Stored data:
· · ·

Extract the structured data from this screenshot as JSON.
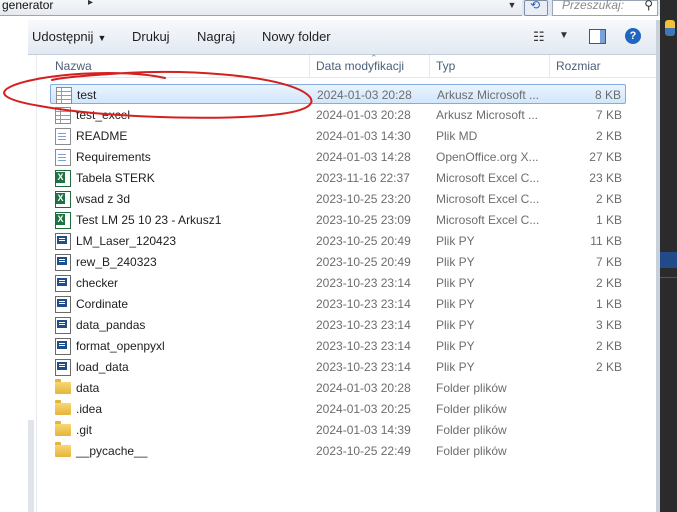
{
  "address": {
    "path_tail": "generator",
    "search_placeholder": "Przeszukaj:"
  },
  "toolbar": {
    "share": "Udostępnij",
    "print": "Drukuj",
    "burn": "Nagraj",
    "new_folder": "Nowy folder"
  },
  "columns": {
    "name": "Nazwa",
    "date": "Data modyfikacji",
    "type": "Typ",
    "size": "Rozmiar"
  },
  "files": [
    {
      "name": "test",
      "date": "2024-01-03 20:28",
      "type": "Arkusz Microsoft ...",
      "size": "8 KB",
      "icon": "spreadsheet-icon"
    },
    {
      "name": "test_excel",
      "date": "2024-01-03 20:28",
      "type": "Arkusz Microsoft ...",
      "size": "7 KB",
      "icon": "spreadsheet-icon"
    },
    {
      "name": "README",
      "date": "2024-01-03 14:30",
      "type": "Plik MD",
      "size": "2 KB",
      "icon": "document-icon"
    },
    {
      "name": "Requirements",
      "date": "2024-01-03 14:28",
      "type": "OpenOffice.org X...",
      "size": "27 KB",
      "icon": "document-icon"
    },
    {
      "name": "Tabela STERK",
      "date": "2023-11-16 22:37",
      "type": "Microsoft Excel C...",
      "size": "23 KB",
      "icon": "excel-icon"
    },
    {
      "name": "wsad z 3d",
      "date": "2023-10-25 23:20",
      "type": "Microsoft Excel C...",
      "size": "2 KB",
      "icon": "excel-icon"
    },
    {
      "name": "Test LM 25 10 23 - Arkusz1",
      "date": "2023-10-25 23:09",
      "type": "Microsoft Excel C...",
      "size": "1 KB",
      "icon": "excel-icon"
    },
    {
      "name": "LM_Laser_120423",
      "date": "2023-10-25 20:49",
      "type": "Plik PY",
      "size": "11 KB",
      "icon": "python-file-icon"
    },
    {
      "name": "rew_B_240323",
      "date": "2023-10-25 20:49",
      "type": "Plik PY",
      "size": "7 KB",
      "icon": "python-file-icon"
    },
    {
      "name": "checker",
      "date": "2023-10-23 23:14",
      "type": "Plik PY",
      "size": "2 KB",
      "icon": "python-file-icon"
    },
    {
      "name": "Cordinate",
      "date": "2023-10-23 23:14",
      "type": "Plik PY",
      "size": "1 KB",
      "icon": "python-file-icon"
    },
    {
      "name": "data_pandas",
      "date": "2023-10-23 23:14",
      "type": "Plik PY",
      "size": "3 KB",
      "icon": "python-file-icon"
    },
    {
      "name": "format_openpyxl",
      "date": "2023-10-23 23:14",
      "type": "Plik PY",
      "size": "2 KB",
      "icon": "python-file-icon"
    },
    {
      "name": "load_data",
      "date": "2023-10-23 23:14",
      "type": "Plik PY",
      "size": "2 KB",
      "icon": "python-file-icon"
    },
    {
      "name": "data",
      "date": "2024-01-03 20:28",
      "type": "Folder plików",
      "size": "",
      "icon": "folder-icon"
    },
    {
      "name": ".idea",
      "date": "2024-01-03 20:25",
      "type": "Folder plików",
      "size": "",
      "icon": "folder-icon"
    },
    {
      "name": ".git",
      "date": "2024-01-03 14:39",
      "type": "Folder plików",
      "size": "",
      "icon": "folder-icon"
    },
    {
      "name": "__pycache__",
      "date": "2023-10-25 22:49",
      "type": "Folder plików",
      "size": "",
      "icon": "folder-icon"
    }
  ],
  "selected_file": "test",
  "colors": {
    "selection": "#d2e6fc",
    "annotation": "#d42020"
  }
}
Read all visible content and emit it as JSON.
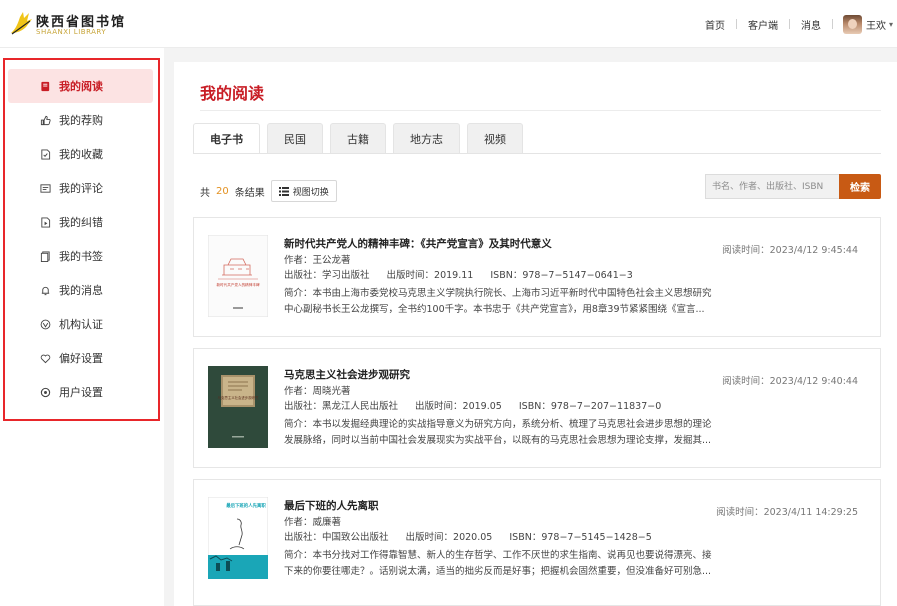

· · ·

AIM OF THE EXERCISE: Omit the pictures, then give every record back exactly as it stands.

EXERCISE RESULT:
Extract the structured data from this screenshot as JSON.
{
  "address": {
    "path_tail": "generator",
    "search_placeholder": "Przeszukaj:"
  },
  "toolbar": {
    "share": "Udostępnij",
    "print": "Drukuj",
    "burn": "Nagraj",
    "new_folder": "Nowy folder"
  },
  "columns": {
    "name": "Nazwa",
    "date": "Data modyfikacji",
    "type": "Typ",
    "size": "Rozmiar"
  },
  "files": [
    {
      "name": "test",
      "date": "2024-01-03 20:28",
      "type": "Arkusz Microsoft ...",
      "size": "8 KB",
      "icon": "spreadsheet-icon"
    },
    {
      "name": "test_excel",
      "date": "2024-01-03 20:28",
      "type": "Arkusz Microsoft ...",
      "size": "7 KB",
      "icon": "spreadsheet-icon"
    },
    {
      "name": "README",
      "date": "2024-01-03 14:30",
      "type": "Plik MD",
      "size": "2 KB",
      "icon": "document-icon"
    },
    {
      "name": "Requirements",
      "date": "2024-01-03 14:28",
      "type": "OpenOffice.org X...",
      "size": "27 KB",
      "icon": "document-icon"
    },
    {
      "name": "Tabela STERK",
      "date": "2023-11-16 22:37",
      "type": "Microsoft Excel C...",
      "size": "23 KB",
      "icon": "excel-icon"
    },
    {
      "name": "wsad z 3d",
      "date": "2023-10-25 23:20",
      "type": "Microsoft Excel C...",
      "size": "2 KB",
      "icon": "excel-icon"
    },
    {
      "name": "Test LM 25 10 23 - Arkusz1",
      "date": "2023-10-25 23:09",
      "type": "Microsoft Excel C...",
      "size": "1 KB",
      "icon": "excel-icon"
    },
    {
      "name": "LM_Laser_120423",
      "date": "2023-10-25 20:49",
      "type": "Plik PY",
      "size": "11 KB",
      "icon": "python-file-icon"
    },
    {
      "name": "rew_B_240323",
      "date": "2023-10-25 20:49",
      "type": "Plik PY",
      "size": "7 KB",
      "icon": "python-file-icon"
    },
    {
      "name": "checker",
      "date": "2023-10-23 23:14",
      "type": "Plik PY",
      "size": "2 KB",
      "icon": "python-file-icon"
    },
    {
      "name": "Cordinate",
      "date": "2023-10-23 23:14",
      "type": "Plik PY",
      "size": "1 KB",
      "icon": "python-file-icon"
    },
    {
      "name": "data_pandas",
      "date": "2023-10-23 23:14",
      "type": "Plik PY",
      "size": "3 KB",
      "icon": "python-file-icon"
    },
    {
      "name": "format_openpyxl",
      "date": "2023-10-23 23:14",
      "type": "Plik PY",
      "size": "2 KB",
      "icon": "python-file-icon"
    },
    {
      "name": "load_data",
      "date": "2023-10-23 23:14",
      "type": "Plik PY",
      "size": "2 KB",
      "icon": "python-file-icon"
    },
    {
      "name": "data",
      "date": "2024-01-03 20:28",
      "type": "Folder plików",
      "size": "",
      "icon": "folder-icon"
    },
    {
      "name": ".idea",
      "date": "2024-01-03 20:25",
      "type": "Folder plików",
      "size": "",
      "icon": "folder-icon"
    },
    {
      "name": ".git",
      "date": "2024-01-03 14:39",
      "type": "Folder plików",
      "size": "",
      "icon": "folder-icon"
    },
    {
      "name": "__pycache__",
      "date": "2023-10-25 22:49",
      "type": "Folder plików",
      "size": "",
      "icon": "folder-icon"
    }
  ],
  "selected_file": "test",
  "colors": {
    "selection": "#d2e6fc",
    "annotation": "#d42020"
  }
}
Read all visible content and emit it as JSON.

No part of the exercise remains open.